Battle trumpets sound. Falstaff and the rebel Coleville enter and meet one another. Falstaff pronounces that Coleville will soon be imprisoned. As soon as Coleville realizes he’s facing Sir John Falstaff, he surrenders. Lancaster, Westmoreland, and Blunt enter and Lancaster accuses Falstaff of dragging his heels to avoid action as usual. Falstaff protests that he’s been moving as quickly as his old body allows him, then rambles on pompously about his courage and heroic acts, pointing to his prisoner Coleville as evidence and comparing himself to Julius Caesar. Lancaster ignores Falstaff and sends Coleville off to be executed. All exit but Falstaff.
Falstaff’s deceptions—pretending to be a grand war hero, making up excuses to avoid fighting—are immoral, but they nevertheless possess a charm and warmth that Lancaster’s cold morality in the prior scene lacked. Again, the play offers a complicated portrait of the contradictions between morality and selfishness, corruption, and pleasure.
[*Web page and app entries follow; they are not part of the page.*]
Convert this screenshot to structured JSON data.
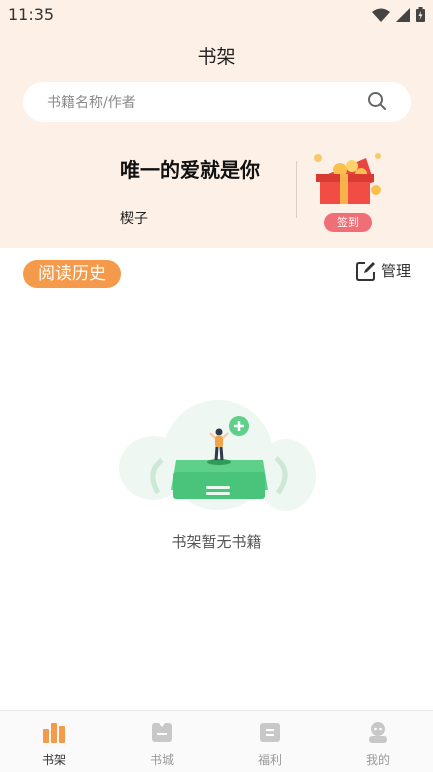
{
  "status_bar": {
    "time": "11:35"
  },
  "header": {
    "title": "书架"
  },
  "search": {
    "placeholder": "书籍名称/作者"
  },
  "featured": {
    "book_title": "唯一的爱就是你",
    "author": "楔子",
    "signin_label": "签到"
  },
  "history": {
    "label": "阅读历史",
    "manage_label": "管理"
  },
  "empty_state": {
    "message": "书架暂无书籍"
  },
  "tabbar": {
    "items": [
      {
        "label": "书架",
        "icon": "bookshelf-icon",
        "active": true
      },
      {
        "label": "书城",
        "icon": "store-icon",
        "active": false
      },
      {
        "label": "福利",
        "icon": "welfare-icon",
        "active": false
      },
      {
        "label": "我的",
        "icon": "profile-icon",
        "active": false
      }
    ]
  },
  "colors": {
    "accent": "#f59a4b",
    "header_bg": "#fdf0e6",
    "signin": "#f06e75",
    "tab_active": "#f59a4b",
    "tab_inactive": "#c8c8c8"
  }
}
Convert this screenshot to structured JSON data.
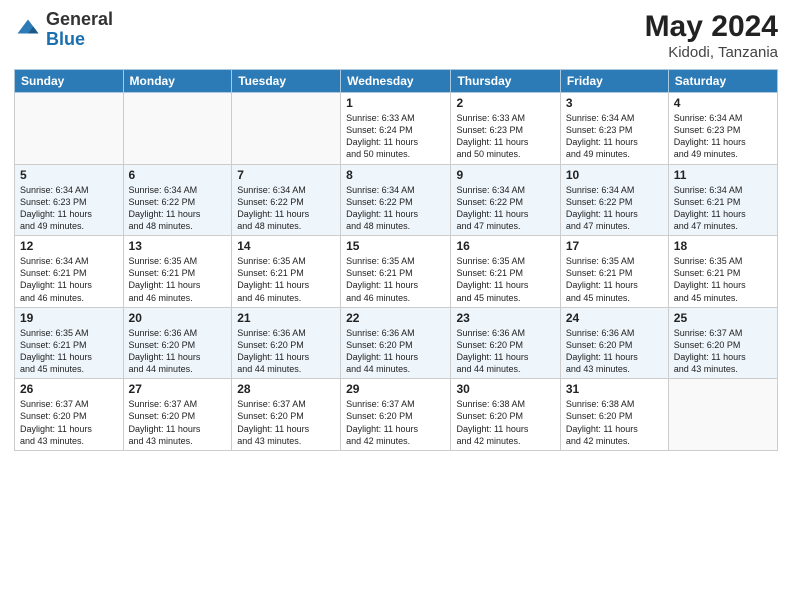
{
  "header": {
    "logo_general": "General",
    "logo_blue": "Blue",
    "month_title": "May 2024",
    "location": "Kidodi, Tanzania"
  },
  "weekdays": [
    "Sunday",
    "Monday",
    "Tuesday",
    "Wednesday",
    "Thursday",
    "Friday",
    "Saturday"
  ],
  "weeks": [
    [
      {
        "day": "",
        "info": ""
      },
      {
        "day": "",
        "info": ""
      },
      {
        "day": "",
        "info": ""
      },
      {
        "day": "1",
        "info": "Sunrise: 6:33 AM\nSunset: 6:24 PM\nDaylight: 11 hours\nand 50 minutes."
      },
      {
        "day": "2",
        "info": "Sunrise: 6:33 AM\nSunset: 6:23 PM\nDaylight: 11 hours\nand 50 minutes."
      },
      {
        "day": "3",
        "info": "Sunrise: 6:34 AM\nSunset: 6:23 PM\nDaylight: 11 hours\nand 49 minutes."
      },
      {
        "day": "4",
        "info": "Sunrise: 6:34 AM\nSunset: 6:23 PM\nDaylight: 11 hours\nand 49 minutes."
      }
    ],
    [
      {
        "day": "5",
        "info": "Sunrise: 6:34 AM\nSunset: 6:23 PM\nDaylight: 11 hours\nand 49 minutes."
      },
      {
        "day": "6",
        "info": "Sunrise: 6:34 AM\nSunset: 6:22 PM\nDaylight: 11 hours\nand 48 minutes."
      },
      {
        "day": "7",
        "info": "Sunrise: 6:34 AM\nSunset: 6:22 PM\nDaylight: 11 hours\nand 48 minutes."
      },
      {
        "day": "8",
        "info": "Sunrise: 6:34 AM\nSunset: 6:22 PM\nDaylight: 11 hours\nand 48 minutes."
      },
      {
        "day": "9",
        "info": "Sunrise: 6:34 AM\nSunset: 6:22 PM\nDaylight: 11 hours\nand 47 minutes."
      },
      {
        "day": "10",
        "info": "Sunrise: 6:34 AM\nSunset: 6:22 PM\nDaylight: 11 hours\nand 47 minutes."
      },
      {
        "day": "11",
        "info": "Sunrise: 6:34 AM\nSunset: 6:21 PM\nDaylight: 11 hours\nand 47 minutes."
      }
    ],
    [
      {
        "day": "12",
        "info": "Sunrise: 6:34 AM\nSunset: 6:21 PM\nDaylight: 11 hours\nand 46 minutes."
      },
      {
        "day": "13",
        "info": "Sunrise: 6:35 AM\nSunset: 6:21 PM\nDaylight: 11 hours\nand 46 minutes."
      },
      {
        "day": "14",
        "info": "Sunrise: 6:35 AM\nSunset: 6:21 PM\nDaylight: 11 hours\nand 46 minutes."
      },
      {
        "day": "15",
        "info": "Sunrise: 6:35 AM\nSunset: 6:21 PM\nDaylight: 11 hours\nand 46 minutes."
      },
      {
        "day": "16",
        "info": "Sunrise: 6:35 AM\nSunset: 6:21 PM\nDaylight: 11 hours\nand 45 minutes."
      },
      {
        "day": "17",
        "info": "Sunrise: 6:35 AM\nSunset: 6:21 PM\nDaylight: 11 hours\nand 45 minutes."
      },
      {
        "day": "18",
        "info": "Sunrise: 6:35 AM\nSunset: 6:21 PM\nDaylight: 11 hours\nand 45 minutes."
      }
    ],
    [
      {
        "day": "19",
        "info": "Sunrise: 6:35 AM\nSunset: 6:21 PM\nDaylight: 11 hours\nand 45 minutes."
      },
      {
        "day": "20",
        "info": "Sunrise: 6:36 AM\nSunset: 6:20 PM\nDaylight: 11 hours\nand 44 minutes."
      },
      {
        "day": "21",
        "info": "Sunrise: 6:36 AM\nSunset: 6:20 PM\nDaylight: 11 hours\nand 44 minutes."
      },
      {
        "day": "22",
        "info": "Sunrise: 6:36 AM\nSunset: 6:20 PM\nDaylight: 11 hours\nand 44 minutes."
      },
      {
        "day": "23",
        "info": "Sunrise: 6:36 AM\nSunset: 6:20 PM\nDaylight: 11 hours\nand 44 minutes."
      },
      {
        "day": "24",
        "info": "Sunrise: 6:36 AM\nSunset: 6:20 PM\nDaylight: 11 hours\nand 43 minutes."
      },
      {
        "day": "25",
        "info": "Sunrise: 6:37 AM\nSunset: 6:20 PM\nDaylight: 11 hours\nand 43 minutes."
      }
    ],
    [
      {
        "day": "26",
        "info": "Sunrise: 6:37 AM\nSunset: 6:20 PM\nDaylight: 11 hours\nand 43 minutes."
      },
      {
        "day": "27",
        "info": "Sunrise: 6:37 AM\nSunset: 6:20 PM\nDaylight: 11 hours\nand 43 minutes."
      },
      {
        "day": "28",
        "info": "Sunrise: 6:37 AM\nSunset: 6:20 PM\nDaylight: 11 hours\nand 43 minutes."
      },
      {
        "day": "29",
        "info": "Sunrise: 6:37 AM\nSunset: 6:20 PM\nDaylight: 11 hours\nand 42 minutes."
      },
      {
        "day": "30",
        "info": "Sunrise: 6:38 AM\nSunset: 6:20 PM\nDaylight: 11 hours\nand 42 minutes."
      },
      {
        "day": "31",
        "info": "Sunrise: 6:38 AM\nSunset: 6:20 PM\nDaylight: 11 hours\nand 42 minutes."
      },
      {
        "day": "",
        "info": ""
      }
    ]
  ]
}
Alone on stage, Falstaff gives a speech about wine: Lancaster is too serious and doesn’t like him, but it’s no wonder because the young prince doesn’t drink wine. Boys who don’t drink wine always turn out anemic, girlish, foolish, and cowardly. Boys who do drink wine grow valiant and strong, like Prince Hal who owes his courage to wine consumption (not to his father King Henry IV, who is, Falstaff claims, a coward). If Falstaff has sons, he resolves, he’ll make sure they “addict themselves to sack.” Falstaff exits, planning to stop off at Shallow’s to swindle him out of some money before heading home.
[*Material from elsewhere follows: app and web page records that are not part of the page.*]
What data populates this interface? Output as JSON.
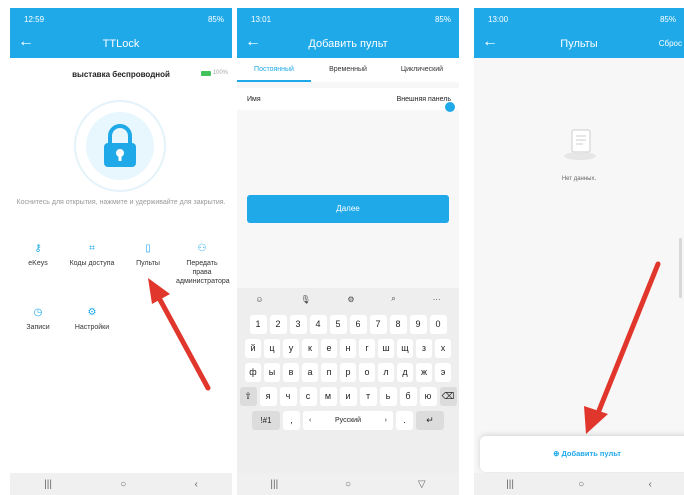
{
  "panel1": {
    "status": {
      "time": "12:59",
      "battery": "85%"
    },
    "appbar": {
      "title": "TTLock"
    },
    "lock_name": "выставка беспроводной",
    "battery_level": "100%",
    "hint": "Коснитесь для открытия, нажмите и удерживайте для закрытия.",
    "menu": [
      {
        "label": "eKeys",
        "icon": "key-icon"
      },
      {
        "label": "Коды доступа",
        "icon": "keypad-icon"
      },
      {
        "label": "Пульты",
        "icon": "remote-icon"
      },
      {
        "label": "Передать права администратора",
        "icon": "transfer-admin-icon"
      },
      {
        "label": "Записи",
        "icon": "history-icon"
      },
      {
        "label": "Настройки",
        "icon": "gear-icon"
      }
    ]
  },
  "panel2": {
    "status": {
      "time": "13:01",
      "battery": "85%"
    },
    "appbar": {
      "title": "Добавить пульт"
    },
    "tabs": [
      "Постоянный",
      "Временный",
      "Циклический"
    ],
    "name_label": "Имя",
    "name_value": "Внешняя панель",
    "next_button": "Далее",
    "keyboard": {
      "row1": [
        "1",
        "2",
        "3",
        "4",
        "5",
        "6",
        "7",
        "8",
        "9",
        "0"
      ],
      "row2": [
        "й",
        "ц",
        "у",
        "к",
        "е",
        "н",
        "г",
        "ш",
        "щ",
        "з",
        "х"
      ],
      "row3": [
        "ф",
        "ы",
        "в",
        "а",
        "п",
        "р",
        "о",
        "л",
        "д",
        "ж",
        "э"
      ],
      "row4": [
        "я",
        "ч",
        "с",
        "м",
        "и",
        "т",
        "ь",
        "б",
        "ю"
      ],
      "symbols": "!#1",
      "comma": ",",
      "space": "Русский",
      "period": "."
    }
  },
  "panel3": {
    "status": {
      "time": "13:00",
      "battery": "85%"
    },
    "appbar": {
      "title": "Пульты",
      "action": "Сброс"
    },
    "empty_text": "Нет данных.",
    "add_button": "Добавить пульт"
  },
  "colors": {
    "accent": "#1fa9e9",
    "arrow": "#e0362c"
  }
}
Falstaff’s perverse reasoning links the themes of Lies and Disease by attributing Prince Hal’s robust health to an unhealthy drinking habit.